──────── Input records ────────
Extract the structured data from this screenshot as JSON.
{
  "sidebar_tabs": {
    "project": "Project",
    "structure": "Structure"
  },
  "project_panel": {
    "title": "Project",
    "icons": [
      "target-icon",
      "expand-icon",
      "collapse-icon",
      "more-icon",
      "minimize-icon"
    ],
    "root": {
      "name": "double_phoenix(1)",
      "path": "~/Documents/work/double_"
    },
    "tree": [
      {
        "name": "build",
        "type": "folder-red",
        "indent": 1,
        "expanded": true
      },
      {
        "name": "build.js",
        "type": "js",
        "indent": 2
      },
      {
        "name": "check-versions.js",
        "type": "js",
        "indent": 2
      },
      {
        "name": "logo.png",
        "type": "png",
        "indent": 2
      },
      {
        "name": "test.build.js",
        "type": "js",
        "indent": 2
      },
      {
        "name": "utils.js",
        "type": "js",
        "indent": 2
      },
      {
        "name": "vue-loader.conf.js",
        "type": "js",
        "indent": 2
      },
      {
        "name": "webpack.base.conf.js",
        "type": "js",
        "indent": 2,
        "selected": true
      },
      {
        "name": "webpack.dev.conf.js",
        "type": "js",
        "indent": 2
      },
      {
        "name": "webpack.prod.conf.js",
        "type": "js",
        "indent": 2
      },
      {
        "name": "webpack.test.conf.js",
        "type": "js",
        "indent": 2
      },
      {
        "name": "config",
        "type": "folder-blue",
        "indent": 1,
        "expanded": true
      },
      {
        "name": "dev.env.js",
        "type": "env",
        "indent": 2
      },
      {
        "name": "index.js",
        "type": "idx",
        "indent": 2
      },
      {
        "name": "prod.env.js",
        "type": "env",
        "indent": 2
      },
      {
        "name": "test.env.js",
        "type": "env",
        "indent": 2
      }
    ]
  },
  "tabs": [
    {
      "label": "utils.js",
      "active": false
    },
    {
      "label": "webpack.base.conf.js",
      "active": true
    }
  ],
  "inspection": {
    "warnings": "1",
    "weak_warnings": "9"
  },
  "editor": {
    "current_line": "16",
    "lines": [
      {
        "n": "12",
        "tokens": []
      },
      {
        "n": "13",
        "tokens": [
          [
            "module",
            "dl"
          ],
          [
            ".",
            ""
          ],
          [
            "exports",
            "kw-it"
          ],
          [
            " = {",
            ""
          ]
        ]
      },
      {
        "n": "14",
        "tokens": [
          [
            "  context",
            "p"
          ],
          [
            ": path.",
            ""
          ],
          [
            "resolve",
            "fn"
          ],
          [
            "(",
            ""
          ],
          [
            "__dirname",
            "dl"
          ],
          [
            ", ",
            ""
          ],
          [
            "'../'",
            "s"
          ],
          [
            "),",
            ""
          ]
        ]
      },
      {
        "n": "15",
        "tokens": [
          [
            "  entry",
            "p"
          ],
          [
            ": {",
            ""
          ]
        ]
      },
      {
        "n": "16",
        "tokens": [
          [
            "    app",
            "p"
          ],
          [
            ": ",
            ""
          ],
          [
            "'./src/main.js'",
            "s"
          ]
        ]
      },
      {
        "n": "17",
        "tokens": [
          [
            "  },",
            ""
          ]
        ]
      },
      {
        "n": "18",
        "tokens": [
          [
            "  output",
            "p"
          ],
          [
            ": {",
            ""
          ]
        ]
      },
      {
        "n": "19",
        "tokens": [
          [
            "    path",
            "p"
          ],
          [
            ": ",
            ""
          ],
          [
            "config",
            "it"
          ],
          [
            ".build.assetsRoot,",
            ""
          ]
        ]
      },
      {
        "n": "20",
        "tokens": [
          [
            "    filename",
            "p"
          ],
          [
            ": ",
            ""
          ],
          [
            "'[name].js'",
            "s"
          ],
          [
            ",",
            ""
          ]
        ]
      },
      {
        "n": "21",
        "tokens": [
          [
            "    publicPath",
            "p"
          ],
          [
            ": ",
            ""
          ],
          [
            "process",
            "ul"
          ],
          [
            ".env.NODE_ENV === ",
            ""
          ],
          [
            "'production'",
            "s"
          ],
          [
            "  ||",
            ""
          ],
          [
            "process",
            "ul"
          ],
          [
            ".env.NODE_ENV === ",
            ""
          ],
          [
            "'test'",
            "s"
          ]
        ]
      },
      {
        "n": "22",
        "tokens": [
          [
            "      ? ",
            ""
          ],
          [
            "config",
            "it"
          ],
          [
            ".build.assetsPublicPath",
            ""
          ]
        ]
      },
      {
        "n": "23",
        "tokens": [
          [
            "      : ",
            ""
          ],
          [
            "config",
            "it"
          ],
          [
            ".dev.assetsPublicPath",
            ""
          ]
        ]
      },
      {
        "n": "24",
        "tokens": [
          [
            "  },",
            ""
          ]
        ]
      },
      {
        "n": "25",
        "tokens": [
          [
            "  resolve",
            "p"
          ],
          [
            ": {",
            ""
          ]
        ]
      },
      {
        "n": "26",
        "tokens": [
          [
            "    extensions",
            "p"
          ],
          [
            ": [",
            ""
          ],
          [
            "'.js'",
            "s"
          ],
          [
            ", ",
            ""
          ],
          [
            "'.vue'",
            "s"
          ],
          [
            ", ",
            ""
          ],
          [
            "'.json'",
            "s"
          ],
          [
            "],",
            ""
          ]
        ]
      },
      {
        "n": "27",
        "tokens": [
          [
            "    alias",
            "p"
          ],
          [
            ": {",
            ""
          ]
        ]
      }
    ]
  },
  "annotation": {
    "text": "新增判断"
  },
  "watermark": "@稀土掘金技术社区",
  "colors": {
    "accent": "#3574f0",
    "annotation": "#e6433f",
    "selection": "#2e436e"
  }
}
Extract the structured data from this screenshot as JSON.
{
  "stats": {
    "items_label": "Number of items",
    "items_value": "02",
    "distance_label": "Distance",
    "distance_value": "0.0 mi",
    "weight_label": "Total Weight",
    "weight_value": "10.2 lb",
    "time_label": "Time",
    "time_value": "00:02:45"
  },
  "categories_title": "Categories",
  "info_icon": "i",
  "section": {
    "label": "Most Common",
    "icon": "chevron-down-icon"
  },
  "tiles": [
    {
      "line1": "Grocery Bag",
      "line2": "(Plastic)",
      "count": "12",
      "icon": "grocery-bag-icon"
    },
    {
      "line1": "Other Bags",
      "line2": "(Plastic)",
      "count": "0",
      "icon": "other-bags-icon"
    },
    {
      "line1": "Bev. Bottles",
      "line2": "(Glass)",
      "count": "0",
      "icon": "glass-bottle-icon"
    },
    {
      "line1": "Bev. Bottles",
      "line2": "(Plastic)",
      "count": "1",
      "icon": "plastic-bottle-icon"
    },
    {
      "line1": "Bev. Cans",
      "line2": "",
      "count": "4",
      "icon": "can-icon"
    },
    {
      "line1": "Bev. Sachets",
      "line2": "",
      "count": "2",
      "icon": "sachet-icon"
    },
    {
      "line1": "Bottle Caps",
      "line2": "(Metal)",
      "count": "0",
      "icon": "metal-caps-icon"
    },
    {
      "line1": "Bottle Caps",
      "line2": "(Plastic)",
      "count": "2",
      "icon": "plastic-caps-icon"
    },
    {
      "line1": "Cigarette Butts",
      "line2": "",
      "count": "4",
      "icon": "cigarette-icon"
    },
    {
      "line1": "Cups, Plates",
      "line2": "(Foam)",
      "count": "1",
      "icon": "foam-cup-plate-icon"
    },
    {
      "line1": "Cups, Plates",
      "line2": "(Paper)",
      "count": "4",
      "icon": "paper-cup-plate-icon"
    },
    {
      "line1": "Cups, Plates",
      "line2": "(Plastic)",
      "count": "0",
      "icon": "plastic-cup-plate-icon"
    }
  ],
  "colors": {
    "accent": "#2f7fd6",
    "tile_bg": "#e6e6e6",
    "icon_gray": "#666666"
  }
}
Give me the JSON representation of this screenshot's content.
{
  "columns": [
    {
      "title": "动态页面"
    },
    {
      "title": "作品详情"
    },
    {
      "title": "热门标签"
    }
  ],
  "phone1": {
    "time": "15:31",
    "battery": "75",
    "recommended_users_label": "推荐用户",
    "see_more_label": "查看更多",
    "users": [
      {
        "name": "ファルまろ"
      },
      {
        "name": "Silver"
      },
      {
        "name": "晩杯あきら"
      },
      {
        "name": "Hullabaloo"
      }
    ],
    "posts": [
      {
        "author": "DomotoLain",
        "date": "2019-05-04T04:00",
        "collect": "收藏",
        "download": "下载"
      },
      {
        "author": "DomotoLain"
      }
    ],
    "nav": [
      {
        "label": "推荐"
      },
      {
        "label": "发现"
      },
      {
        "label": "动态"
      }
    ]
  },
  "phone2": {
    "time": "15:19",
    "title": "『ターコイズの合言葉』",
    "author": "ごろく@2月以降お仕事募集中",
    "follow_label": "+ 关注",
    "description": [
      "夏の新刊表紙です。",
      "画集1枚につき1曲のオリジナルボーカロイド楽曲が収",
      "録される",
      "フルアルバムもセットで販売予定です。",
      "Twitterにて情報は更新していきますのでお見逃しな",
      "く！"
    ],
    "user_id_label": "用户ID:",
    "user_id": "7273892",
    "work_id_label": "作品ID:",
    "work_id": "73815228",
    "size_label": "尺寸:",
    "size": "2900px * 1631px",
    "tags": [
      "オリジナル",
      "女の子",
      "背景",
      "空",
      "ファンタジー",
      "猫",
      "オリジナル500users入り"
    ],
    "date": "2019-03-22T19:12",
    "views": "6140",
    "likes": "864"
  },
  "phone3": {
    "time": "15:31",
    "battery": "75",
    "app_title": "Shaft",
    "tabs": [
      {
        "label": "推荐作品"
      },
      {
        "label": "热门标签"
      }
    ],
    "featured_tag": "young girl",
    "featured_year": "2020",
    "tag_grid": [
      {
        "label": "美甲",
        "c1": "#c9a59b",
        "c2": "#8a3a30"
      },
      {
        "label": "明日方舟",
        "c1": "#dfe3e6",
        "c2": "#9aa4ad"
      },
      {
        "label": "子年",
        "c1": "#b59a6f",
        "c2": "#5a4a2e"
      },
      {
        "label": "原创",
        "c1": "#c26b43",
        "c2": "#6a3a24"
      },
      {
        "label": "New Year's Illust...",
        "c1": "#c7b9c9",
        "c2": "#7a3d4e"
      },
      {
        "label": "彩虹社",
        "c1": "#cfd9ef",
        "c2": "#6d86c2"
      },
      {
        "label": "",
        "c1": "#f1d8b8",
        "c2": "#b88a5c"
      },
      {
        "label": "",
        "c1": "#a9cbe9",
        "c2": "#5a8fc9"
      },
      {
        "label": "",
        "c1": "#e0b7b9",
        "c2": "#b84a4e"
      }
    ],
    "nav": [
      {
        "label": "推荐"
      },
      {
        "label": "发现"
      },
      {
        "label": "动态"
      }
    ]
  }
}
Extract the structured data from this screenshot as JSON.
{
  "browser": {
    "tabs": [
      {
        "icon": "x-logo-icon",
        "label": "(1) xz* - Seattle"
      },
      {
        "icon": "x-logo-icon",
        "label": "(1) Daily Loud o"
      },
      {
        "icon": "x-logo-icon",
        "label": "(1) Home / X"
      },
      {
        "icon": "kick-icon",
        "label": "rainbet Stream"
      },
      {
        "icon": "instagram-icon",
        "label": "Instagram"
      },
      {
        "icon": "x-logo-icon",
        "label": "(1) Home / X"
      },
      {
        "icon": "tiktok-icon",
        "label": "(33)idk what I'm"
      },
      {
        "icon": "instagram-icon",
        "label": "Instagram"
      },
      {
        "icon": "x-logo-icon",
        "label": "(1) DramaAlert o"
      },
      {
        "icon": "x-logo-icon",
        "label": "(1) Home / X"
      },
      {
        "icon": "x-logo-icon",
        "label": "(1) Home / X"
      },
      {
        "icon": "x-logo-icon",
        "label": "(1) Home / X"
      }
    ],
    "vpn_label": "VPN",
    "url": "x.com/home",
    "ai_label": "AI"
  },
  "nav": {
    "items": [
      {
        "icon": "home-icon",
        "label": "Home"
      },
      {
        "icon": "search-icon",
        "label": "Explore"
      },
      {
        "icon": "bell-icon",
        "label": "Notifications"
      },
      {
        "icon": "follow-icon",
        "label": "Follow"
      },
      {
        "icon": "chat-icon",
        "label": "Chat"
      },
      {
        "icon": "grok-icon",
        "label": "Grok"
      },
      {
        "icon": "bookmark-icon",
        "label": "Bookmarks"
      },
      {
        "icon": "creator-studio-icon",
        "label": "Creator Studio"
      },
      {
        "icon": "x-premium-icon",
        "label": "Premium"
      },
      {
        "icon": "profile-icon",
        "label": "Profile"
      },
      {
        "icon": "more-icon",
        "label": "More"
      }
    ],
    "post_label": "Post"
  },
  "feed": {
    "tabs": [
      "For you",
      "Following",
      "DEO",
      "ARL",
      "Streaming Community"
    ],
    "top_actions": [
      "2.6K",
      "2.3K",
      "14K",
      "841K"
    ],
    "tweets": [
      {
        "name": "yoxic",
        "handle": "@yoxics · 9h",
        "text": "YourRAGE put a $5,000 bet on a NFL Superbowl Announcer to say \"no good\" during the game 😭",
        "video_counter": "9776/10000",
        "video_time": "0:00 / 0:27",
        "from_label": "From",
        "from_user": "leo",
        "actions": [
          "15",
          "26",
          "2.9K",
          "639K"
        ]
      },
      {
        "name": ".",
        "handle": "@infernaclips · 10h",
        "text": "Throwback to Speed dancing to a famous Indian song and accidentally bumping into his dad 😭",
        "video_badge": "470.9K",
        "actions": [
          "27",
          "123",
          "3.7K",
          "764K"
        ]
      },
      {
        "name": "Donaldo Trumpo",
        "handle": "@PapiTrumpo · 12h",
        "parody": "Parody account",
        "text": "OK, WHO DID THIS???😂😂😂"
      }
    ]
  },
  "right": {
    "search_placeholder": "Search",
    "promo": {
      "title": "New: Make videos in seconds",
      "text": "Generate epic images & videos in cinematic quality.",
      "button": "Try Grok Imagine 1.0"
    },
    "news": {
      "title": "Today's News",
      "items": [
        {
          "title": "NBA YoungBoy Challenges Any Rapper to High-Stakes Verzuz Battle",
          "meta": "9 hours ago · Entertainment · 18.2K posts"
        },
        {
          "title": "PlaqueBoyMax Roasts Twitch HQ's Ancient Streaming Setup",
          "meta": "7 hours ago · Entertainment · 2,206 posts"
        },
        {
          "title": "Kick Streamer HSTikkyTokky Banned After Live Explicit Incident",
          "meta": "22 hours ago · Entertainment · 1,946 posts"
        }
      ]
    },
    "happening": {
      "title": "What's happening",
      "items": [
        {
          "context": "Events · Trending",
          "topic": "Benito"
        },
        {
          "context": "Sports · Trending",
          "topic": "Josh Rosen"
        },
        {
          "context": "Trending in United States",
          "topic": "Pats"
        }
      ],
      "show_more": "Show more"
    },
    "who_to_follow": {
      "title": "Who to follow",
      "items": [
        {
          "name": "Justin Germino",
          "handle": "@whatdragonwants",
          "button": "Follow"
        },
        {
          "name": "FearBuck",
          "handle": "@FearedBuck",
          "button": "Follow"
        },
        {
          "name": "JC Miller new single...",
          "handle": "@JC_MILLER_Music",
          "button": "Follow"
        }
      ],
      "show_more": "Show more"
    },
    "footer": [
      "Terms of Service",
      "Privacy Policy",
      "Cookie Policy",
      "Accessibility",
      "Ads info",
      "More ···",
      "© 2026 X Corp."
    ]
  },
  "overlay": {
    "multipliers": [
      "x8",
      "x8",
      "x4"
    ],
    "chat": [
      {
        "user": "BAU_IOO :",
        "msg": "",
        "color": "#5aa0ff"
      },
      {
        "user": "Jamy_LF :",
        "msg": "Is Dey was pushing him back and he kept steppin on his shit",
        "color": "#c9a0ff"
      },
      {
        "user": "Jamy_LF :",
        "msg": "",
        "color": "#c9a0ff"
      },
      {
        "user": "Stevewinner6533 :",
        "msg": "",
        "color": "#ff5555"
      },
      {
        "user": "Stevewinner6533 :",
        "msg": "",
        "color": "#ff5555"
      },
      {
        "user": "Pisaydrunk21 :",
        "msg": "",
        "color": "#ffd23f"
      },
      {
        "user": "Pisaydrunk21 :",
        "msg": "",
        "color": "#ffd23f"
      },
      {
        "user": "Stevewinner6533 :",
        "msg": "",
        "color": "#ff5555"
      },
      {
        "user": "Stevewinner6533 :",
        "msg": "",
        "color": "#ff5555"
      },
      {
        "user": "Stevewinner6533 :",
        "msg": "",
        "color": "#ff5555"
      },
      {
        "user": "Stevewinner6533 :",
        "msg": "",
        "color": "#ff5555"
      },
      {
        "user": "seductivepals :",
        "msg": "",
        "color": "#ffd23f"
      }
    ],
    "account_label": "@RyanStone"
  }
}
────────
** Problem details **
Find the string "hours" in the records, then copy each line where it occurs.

** Answer to this task **
          "meta": "9 hours ago · Entertainment · 18.2K posts"
          "meta": "7 hours ago · Entertainment · 2,206 posts"
          "meta": "22 hours ago · Entertainment · 1,946 posts"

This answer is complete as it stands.